Please output the data exactly, without omitting anything.

Dataset extract Block Start

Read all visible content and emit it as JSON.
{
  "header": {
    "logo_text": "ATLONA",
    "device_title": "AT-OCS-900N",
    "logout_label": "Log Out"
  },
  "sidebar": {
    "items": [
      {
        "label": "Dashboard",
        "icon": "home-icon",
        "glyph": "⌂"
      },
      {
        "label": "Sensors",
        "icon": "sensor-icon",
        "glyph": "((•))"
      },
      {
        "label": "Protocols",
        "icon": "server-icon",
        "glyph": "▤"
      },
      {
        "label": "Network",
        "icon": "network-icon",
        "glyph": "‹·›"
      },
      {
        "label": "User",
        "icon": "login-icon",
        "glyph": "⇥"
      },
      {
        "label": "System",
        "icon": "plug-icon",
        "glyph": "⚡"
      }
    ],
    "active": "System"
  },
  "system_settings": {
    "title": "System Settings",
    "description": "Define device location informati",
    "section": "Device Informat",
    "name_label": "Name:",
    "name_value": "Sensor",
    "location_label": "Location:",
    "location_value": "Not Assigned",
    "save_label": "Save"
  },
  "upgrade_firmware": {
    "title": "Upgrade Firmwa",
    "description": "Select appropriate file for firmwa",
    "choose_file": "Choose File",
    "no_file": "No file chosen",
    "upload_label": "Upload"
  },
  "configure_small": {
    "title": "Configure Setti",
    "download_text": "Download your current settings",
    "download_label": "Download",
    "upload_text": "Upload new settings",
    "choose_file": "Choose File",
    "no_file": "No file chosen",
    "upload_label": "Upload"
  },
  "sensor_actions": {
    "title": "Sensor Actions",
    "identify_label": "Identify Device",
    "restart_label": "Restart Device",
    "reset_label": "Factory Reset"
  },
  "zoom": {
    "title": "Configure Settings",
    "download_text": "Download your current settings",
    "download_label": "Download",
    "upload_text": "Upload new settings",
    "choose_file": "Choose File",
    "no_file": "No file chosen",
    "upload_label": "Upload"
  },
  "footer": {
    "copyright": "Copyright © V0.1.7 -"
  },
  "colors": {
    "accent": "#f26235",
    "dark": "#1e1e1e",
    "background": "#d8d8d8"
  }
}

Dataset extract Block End

◆ Answer for this exercise ◆
Read all visible content and emit it as JSON.
{
  "header": {
    "logo_text": "ATLONA",
    "device_title": "AT-OCS-900N",
    "logout_label": "Log Out"
  },
  "sidebar": {
    "items": [
      {
        "label": "Dashboard",
        "icon": "home-icon",
        "glyph": "⌂"
      },
      {
        "label": "Sensors",
        "icon": "sensor-icon",
        "glyph": "((•))"
      },
      {
        "label": "Protocols",
        "icon": "server-icon",
        "glyph": "▤"
      },
      {
        "label": "Network",
        "icon": "network-icon",
        "glyph": "‹·›"
      },
      {
        "label": "User",
        "icon": "login-icon",
        "glyph": "⇥"
      },
      {
        "label": "System",
        "icon": "plug-icon",
        "glyph": "⚡"
      }
    ],
    "active": "System"
  },
  "system_settings": {
    "title": "System Settings",
    "description": "Define device location informati",
    "section": "Device Informat",
    "name_label": "Name:",
    "name_value": "Sensor",
    "location_label": "Location:",
    "location_value": "Not Assigned",
    "save_label": "Save"
  },
  "upgrade_firmware": {
    "title": "Upgrade Firmwa",
    "description": "Select appropriate file for firmwa",
    "choose_file": "Choose File",
    "no_file": "No file chosen",
    "upload_label": "Upload"
  },
  "configure_small": {
    "title": "Configure Setti",
    "download_text": "Download your current settings",
    "download_label": "Download",
    "upload_text": "Upload new settings",
    "choose_file": "Choose File",
    "no_file": "No file chosen",
    "upload_label": "Upload"
  },
  "sensor_actions": {
    "title": "Sensor Actions",
    "identify_label": "Identify Device",
    "restart_label": "Restart Device",
    "reset_label": "Factory Reset"
  },
  "zoom": {
    "title": "Configure Settings",
    "download_text": "Download your current settings",
    "download_label": "Download",
    "upload_text": "Upload new settings",
    "choose_file": "Choose File",
    "no_file": "No file chosen",
    "upload_label": "Upload"
  },
  "footer": {
    "copyright": "Copyright © V0.1.7 -"
  },
  "colors": {
    "accent": "#f26235",
    "dark": "#1e1e1e",
    "background": "#d8d8d8"
  }
}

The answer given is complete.